It’s November when Amy finds a severed hand and foot on the rocky shore. Local police assume it is another of the many remains that wash up each year, from suicides, or cruise ship accidents, and since no one in their town is missing, they log the evidence, alert state authorities, and figure that is that. Then Anchorage-based detective Cara Kennedy decides to check things out, thinking there might be a connection to another case that is haunting her.
The story is full of local flavor. Amy’s mother is the owner and cook at Star Asian restaurant, a bland in authentic Chinese food place. Lonnie befriended than adopted Denny, her pet moose. She feeds and walks him everyday. Ellie is the supervisor of the apartment complex and offers odd solutions to the sonic terrors whipped up by the night winds.
Of course a snowstorm closes the tunnel and Detective Kennedy is forced to stay in the town until it reopens. But it’s just as well as more body parts are found and they belong to a victim after all.
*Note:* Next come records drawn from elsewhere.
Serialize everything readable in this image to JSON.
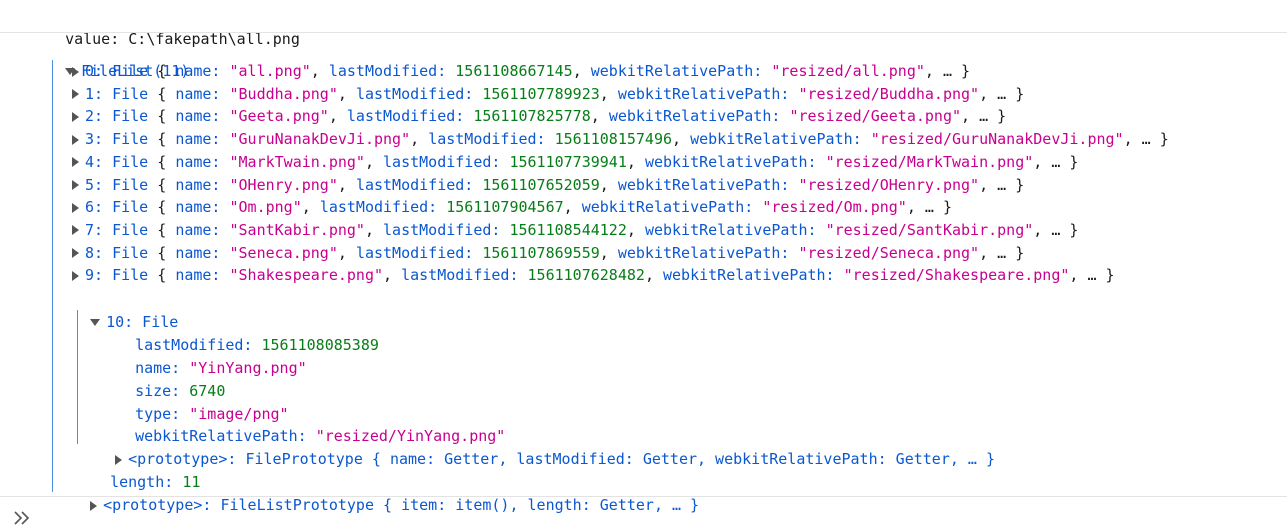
{
  "value_line": {
    "label": "value:",
    "text": "C:\\fakepath\\all.png"
  },
  "filelist": {
    "title": "FileList(11)"
  },
  "entries": [
    {
      "idx": "0",
      "name": "\"all.png\"",
      "lastModified": "1561108667145",
      "path": "\"resized/all.png\""
    },
    {
      "idx": "1",
      "name": "\"Buddha.png\"",
      "lastModified": "1561107789923",
      "path": "\"resized/Buddha.png\""
    },
    {
      "idx": "2",
      "name": "\"Geeta.png\"",
      "lastModified": "1561107825778",
      "path": "\"resized/Geeta.png\""
    },
    {
      "idx": "3",
      "name": "\"GuruNanakDevJi.png\"",
      "lastModified": "1561108157496",
      "path": "\"resized/GuruNanakDevJi.png\""
    },
    {
      "idx": "4",
      "name": "\"MarkTwain.png\"",
      "lastModified": "1561107739941",
      "path": "\"resized/MarkTwain.png\""
    },
    {
      "idx": "5",
      "name": "\"OHenry.png\"",
      "lastModified": "1561107652059",
      "path": "\"resized/OHenry.png\""
    },
    {
      "idx": "6",
      "name": "\"Om.png\"",
      "lastModified": "1561107904567",
      "path": "\"resized/Om.png\""
    },
    {
      "idx": "7",
      "name": "\"SantKabir.png\"",
      "lastModified": "1561108544122",
      "path": "\"resized/SantKabir.png\""
    },
    {
      "idx": "8",
      "name": "\"Seneca.png\"",
      "lastModified": "1561107869559",
      "path": "\"resized/Seneca.png\""
    },
    {
      "idx": "9",
      "name": "\"Shakespeare.png\"",
      "lastModified": "1561107628482",
      "path": "\"resized/Shakespeare.png\""
    }
  ],
  "labels": {
    "file": "File",
    "open_brace": "{",
    "name_key": "name:",
    "lastModified_key": "lastModified:",
    "path_key": "webkitRelativePath:",
    "ellipsis_close": ", … }",
    "comma": ","
  },
  "expanded": {
    "header": "10: File",
    "lastModified_key": "lastModified:",
    "lastModified": "1561108085389",
    "name_key": "name:",
    "name": "\"YinYang.png\"",
    "size_key": "size:",
    "size": "6740",
    "type_key": "type:",
    "type": "\"image/png\"",
    "path_key": "webkitRelativePath:",
    "path": "\"resized/YinYang.png\"",
    "prototype": "<prototype>: FilePrototype { name: Getter, lastModified: Getter, webkitRelativePath: Getter, … }"
  },
  "length": {
    "key": "length:",
    "value": "11"
  },
  "list_prototype": "<prototype>: FileListPrototype { item: item(), length: Getter, … }",
  "colors": {
    "key": "#0b57d0",
    "string": "#c8008f",
    "number": "#067d17"
  },
  "icons": {
    "expand": "triangle-right-icon",
    "collapse": "triangle-down-icon",
    "prompt": "double-chevron-right-icon"
  }
}
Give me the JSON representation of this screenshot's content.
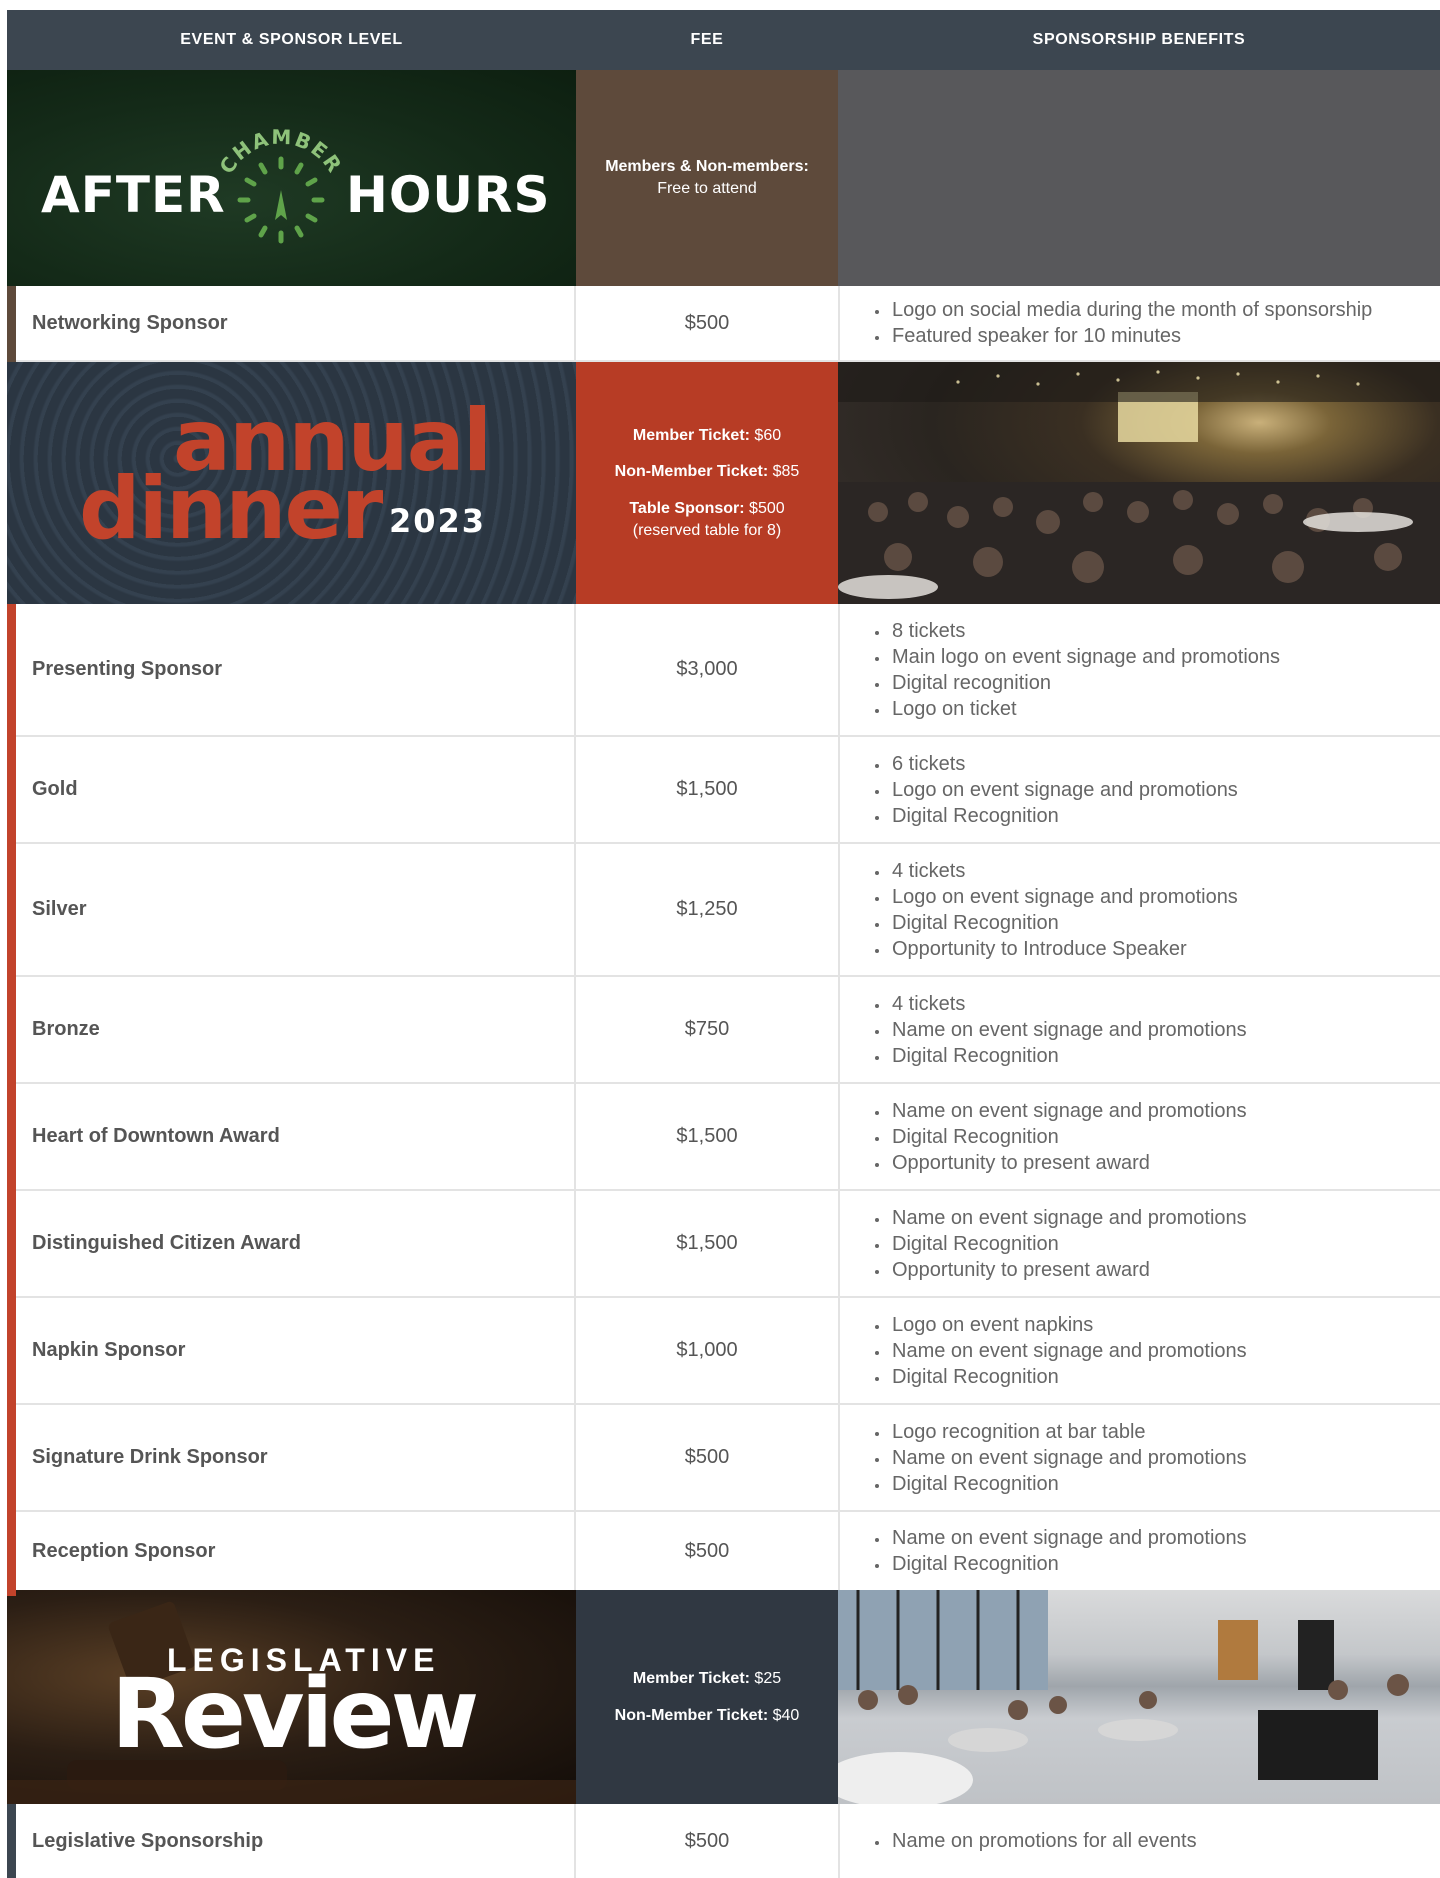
{
  "header": {
    "col1": "EVENT & SPONSOR LEVEL",
    "col2": "FEE",
    "col3": "SPONSORSHIP BENEFITS"
  },
  "colors": {
    "header_bg": "#3c4650",
    "after_hours_fee_bg": "#5e4a3b",
    "after_hours_benefits_bg": "#58585b",
    "after_hours_accent": "#5e4a3b",
    "dinner_fee_bg": "#b73c25",
    "dinner_accent": "#c2432b",
    "legislative_fee_bg": "#303842",
    "legislative_accent": "#3c4650"
  },
  "after_hours": {
    "logo": {
      "arc": "CHAMBER",
      "left": "AFTER",
      "right": "HOURS"
    },
    "fee": {
      "label": "Members & Non-members:",
      "value": "Free to attend"
    },
    "rows": [
      {
        "level": "Networking Sponsor",
        "fee": "$500",
        "benefits": [
          "Logo on social media during the month of sponsorship",
          "Featured speaker for 10 minutes"
        ]
      }
    ]
  },
  "annual_dinner": {
    "logo": {
      "word1": "annual",
      "word2": "dinner",
      "year": "2023"
    },
    "fee": {
      "member_label": "Member Ticket:",
      "member_value": " $60",
      "nonmember_label": "Non-Member Ticket:",
      "nonmember_value": " $85",
      "table_label": "Table Sponsor:",
      "table_value": " $500",
      "table_note": "(reserved table for 8)"
    },
    "rows": [
      {
        "level": "Presenting Sponsor",
        "fee": "$3,000",
        "benefits": [
          "8 tickets",
          "Main logo on event signage and promotions",
          "Digital recognition",
          "Logo on ticket"
        ]
      },
      {
        "level": "Gold",
        "fee": "$1,500",
        "benefits": [
          "6 tickets",
          "Logo on event signage and promotions",
          "Digital Recognition"
        ]
      },
      {
        "level": "Silver",
        "fee": "$1,250",
        "benefits": [
          "4 tickets",
          "Logo on event signage and promotions",
          "Digital Recognition",
          "Opportunity to Introduce Speaker"
        ]
      },
      {
        "level": "Bronze",
        "fee": "$750",
        "benefits": [
          "4 tickets",
          "Name on event signage and promotions",
          "Digital Recognition"
        ]
      },
      {
        "level": "Heart of Downtown Award",
        "fee": "$1,500",
        "benefits": [
          "Name on event signage and promotions",
          "Digital Recognition",
          "Opportunity to present award"
        ]
      },
      {
        "level": "Distinguished Citizen Award",
        "fee": "$1,500",
        "benefits": [
          "Name on event signage and promotions",
          "Digital Recognition",
          "Opportunity to present award"
        ]
      },
      {
        "level": "Napkin Sponsor",
        "fee": "$1,000",
        "benefits": [
          "Logo on event napkins",
          "Name on event signage and promotions",
          "Digital Recognition"
        ]
      },
      {
        "level": "Signature Drink Sponsor",
        "fee": "$500",
        "benefits": [
          "Logo recognition at bar table",
          "Name on event signage and promotions",
          "Digital Recognition"
        ]
      },
      {
        "level": "Reception Sponsor",
        "fee": "$500",
        "benefits": [
          "Name on event signage and promotions",
          "Digital Recognition"
        ]
      }
    ]
  },
  "legislative_review": {
    "logo": {
      "top": "LEGISLATIVE",
      "big": "Review"
    },
    "fee": {
      "member_label": "Member Ticket:",
      "member_value": " $25",
      "nonmember_label": "Non-Member Ticket:",
      "nonmember_value": " $40"
    },
    "rows": [
      {
        "level": "Legislative Sponsorship",
        "fee": "$500",
        "benefits": [
          "Name on promotions for all events"
        ]
      }
    ]
  }
}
At the first finger of sunlight, Cara bolted upright from her sleep, believing for a moment that she was at home in her apartment, then realizing that the musty-smelling unit was not hers, just a transitory space she was holed up in until the tunnel reopened. Seeing a sliver of hope for a sunny day, she decided it was time to get some much-needed fresh air. She grabbed her parka, fueled up on black coffee from the general store, which turned out not to be so bad, then bundled up to step outside.
The wind still stung like nettles, and snow flurries painted the air in textured patterns, but someone had attempted to shovel the walkway and Cara inhaled deeply, welcoming the fresh burst of oxygen. ~Pg. 63
The action kicks off pretty quickly so readers don’t have to wait for the mystery to deepen. The author consistently underscores the quirks of the location and uses them to make the story unique. Underground tunnels built to avoid heavy snow and wind, become getaway routes. Lousy Chinese takeout orders mark the times people are home. And an entire city living under one roof means nothing goes completely unnoticed.
All in all, this is an engaging read for those who enjoy police procedurals with a bit of a twist. There are a couple of ancillary details that feel tacked on. They’re not necessary for the story, but it seems like they should have been hinted at sooner. If they were, I missed it. Still, these moments did not detract from the overall solidity of the book.
My thanks to Loren at Berkley for the advance review copy.
Publisher: Berkley (January 10, 2023)
Hardcover: 304 pages